Data to examine section start
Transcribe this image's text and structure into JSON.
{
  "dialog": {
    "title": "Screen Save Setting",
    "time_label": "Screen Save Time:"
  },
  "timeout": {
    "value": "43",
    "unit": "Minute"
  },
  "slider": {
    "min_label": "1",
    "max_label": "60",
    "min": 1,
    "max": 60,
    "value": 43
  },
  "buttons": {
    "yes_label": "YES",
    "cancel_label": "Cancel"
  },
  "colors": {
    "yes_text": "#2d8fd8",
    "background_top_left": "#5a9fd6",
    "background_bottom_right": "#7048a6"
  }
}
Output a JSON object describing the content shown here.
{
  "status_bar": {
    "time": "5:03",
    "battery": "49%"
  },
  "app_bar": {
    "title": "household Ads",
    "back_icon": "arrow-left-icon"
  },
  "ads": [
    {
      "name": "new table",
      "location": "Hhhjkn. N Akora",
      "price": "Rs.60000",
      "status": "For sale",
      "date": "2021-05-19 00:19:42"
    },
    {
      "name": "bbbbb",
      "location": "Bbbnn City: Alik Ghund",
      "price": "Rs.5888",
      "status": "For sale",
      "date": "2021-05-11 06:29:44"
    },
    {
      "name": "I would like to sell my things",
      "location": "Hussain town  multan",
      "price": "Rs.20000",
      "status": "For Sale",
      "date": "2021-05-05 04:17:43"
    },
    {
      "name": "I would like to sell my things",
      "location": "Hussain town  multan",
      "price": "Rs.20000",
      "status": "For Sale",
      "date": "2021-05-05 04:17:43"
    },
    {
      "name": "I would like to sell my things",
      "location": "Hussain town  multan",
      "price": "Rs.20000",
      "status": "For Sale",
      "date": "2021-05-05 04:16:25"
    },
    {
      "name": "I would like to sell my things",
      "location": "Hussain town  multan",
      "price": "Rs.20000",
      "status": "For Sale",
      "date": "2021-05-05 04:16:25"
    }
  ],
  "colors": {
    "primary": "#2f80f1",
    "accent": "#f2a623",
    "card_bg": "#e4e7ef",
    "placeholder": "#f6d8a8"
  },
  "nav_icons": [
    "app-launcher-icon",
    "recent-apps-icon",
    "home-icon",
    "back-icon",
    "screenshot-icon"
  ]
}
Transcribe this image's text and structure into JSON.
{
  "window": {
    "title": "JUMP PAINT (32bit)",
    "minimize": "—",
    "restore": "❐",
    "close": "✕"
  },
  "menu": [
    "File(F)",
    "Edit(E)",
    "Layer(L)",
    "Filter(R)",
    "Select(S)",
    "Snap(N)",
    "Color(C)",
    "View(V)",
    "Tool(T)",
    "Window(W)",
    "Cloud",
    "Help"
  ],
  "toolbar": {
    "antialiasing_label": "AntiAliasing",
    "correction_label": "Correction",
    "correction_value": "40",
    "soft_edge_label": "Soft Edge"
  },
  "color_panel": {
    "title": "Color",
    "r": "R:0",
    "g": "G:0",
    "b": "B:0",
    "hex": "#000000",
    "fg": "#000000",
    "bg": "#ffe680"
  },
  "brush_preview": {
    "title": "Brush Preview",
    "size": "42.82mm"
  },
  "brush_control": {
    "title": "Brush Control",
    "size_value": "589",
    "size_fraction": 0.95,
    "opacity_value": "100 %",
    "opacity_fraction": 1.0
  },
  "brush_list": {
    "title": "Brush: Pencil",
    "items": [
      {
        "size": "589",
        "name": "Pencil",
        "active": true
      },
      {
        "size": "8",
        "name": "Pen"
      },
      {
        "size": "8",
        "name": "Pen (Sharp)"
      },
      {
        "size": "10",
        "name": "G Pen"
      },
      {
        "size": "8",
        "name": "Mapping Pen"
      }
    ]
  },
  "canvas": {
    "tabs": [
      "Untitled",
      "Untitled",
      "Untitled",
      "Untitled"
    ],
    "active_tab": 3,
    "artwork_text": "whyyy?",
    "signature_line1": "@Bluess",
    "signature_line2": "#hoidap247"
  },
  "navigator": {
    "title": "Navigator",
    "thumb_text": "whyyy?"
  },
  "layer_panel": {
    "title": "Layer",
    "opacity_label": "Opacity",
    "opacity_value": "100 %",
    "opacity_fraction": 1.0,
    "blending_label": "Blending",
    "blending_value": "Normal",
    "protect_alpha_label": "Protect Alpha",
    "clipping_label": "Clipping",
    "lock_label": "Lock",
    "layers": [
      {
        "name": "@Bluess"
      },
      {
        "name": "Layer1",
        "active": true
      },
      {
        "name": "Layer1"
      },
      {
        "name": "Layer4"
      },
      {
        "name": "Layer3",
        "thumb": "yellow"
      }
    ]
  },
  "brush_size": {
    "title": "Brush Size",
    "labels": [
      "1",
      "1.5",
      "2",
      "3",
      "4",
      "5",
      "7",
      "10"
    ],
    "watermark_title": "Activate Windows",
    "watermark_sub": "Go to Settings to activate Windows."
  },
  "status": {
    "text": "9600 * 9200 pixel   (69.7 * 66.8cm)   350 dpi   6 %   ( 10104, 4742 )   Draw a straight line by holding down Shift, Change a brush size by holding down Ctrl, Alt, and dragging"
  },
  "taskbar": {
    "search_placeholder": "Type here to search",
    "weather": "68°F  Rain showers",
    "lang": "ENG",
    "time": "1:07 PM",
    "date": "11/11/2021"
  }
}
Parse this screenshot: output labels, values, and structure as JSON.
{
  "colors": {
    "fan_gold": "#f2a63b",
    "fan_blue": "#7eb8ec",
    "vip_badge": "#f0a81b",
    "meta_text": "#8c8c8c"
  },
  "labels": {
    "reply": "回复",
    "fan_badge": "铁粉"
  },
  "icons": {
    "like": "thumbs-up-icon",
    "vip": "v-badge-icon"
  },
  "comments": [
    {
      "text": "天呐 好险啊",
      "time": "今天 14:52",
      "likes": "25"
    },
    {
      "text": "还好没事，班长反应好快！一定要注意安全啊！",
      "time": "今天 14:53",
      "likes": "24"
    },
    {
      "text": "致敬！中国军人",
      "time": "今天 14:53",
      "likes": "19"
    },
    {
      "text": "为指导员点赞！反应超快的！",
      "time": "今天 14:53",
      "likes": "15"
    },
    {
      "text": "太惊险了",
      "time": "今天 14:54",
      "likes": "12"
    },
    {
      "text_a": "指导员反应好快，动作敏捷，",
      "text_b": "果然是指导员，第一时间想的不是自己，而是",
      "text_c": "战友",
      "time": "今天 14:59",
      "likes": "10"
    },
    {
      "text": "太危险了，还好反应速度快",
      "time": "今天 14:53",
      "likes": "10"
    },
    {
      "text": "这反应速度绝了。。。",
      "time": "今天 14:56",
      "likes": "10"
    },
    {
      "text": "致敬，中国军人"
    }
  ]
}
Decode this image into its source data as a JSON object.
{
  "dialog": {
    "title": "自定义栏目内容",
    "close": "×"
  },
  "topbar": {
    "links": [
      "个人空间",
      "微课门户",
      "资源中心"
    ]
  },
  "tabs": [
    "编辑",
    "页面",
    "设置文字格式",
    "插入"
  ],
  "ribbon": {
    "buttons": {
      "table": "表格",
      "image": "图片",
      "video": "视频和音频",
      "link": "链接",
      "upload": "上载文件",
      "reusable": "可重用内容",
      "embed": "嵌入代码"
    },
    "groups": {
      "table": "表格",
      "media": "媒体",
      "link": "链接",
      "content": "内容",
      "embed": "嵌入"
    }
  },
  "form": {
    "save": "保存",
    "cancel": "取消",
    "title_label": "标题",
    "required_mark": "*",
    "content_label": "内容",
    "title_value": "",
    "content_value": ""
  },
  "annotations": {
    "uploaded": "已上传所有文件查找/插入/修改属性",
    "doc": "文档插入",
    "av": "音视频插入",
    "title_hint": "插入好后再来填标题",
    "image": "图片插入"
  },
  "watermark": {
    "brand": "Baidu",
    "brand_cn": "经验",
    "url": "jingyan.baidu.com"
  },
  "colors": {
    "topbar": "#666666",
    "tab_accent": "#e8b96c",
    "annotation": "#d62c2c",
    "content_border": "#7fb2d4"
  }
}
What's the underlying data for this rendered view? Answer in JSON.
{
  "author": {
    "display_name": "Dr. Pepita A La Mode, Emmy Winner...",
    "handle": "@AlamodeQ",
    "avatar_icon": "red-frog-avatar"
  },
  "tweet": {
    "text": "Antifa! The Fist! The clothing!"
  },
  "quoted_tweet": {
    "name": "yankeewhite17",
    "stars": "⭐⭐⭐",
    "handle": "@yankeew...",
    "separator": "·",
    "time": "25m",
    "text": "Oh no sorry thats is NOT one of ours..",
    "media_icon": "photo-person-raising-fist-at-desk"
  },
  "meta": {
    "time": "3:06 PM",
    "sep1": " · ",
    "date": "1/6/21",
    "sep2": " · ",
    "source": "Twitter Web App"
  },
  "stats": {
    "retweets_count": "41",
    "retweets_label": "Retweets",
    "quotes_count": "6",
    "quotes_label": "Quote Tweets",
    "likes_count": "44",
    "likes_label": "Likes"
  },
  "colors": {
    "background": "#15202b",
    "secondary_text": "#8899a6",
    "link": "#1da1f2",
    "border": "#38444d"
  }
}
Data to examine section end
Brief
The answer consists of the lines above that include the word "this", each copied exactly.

Result of the task
Transcribe this image's text and structure into JSON.
Transcribe this image's text and structure into JSON.
Parse this screenshot: output labels, values, and structure as JSON.
Decode this image into its source data as a JSON object.
What's the underlying data for this rendered view? Answer in JSON.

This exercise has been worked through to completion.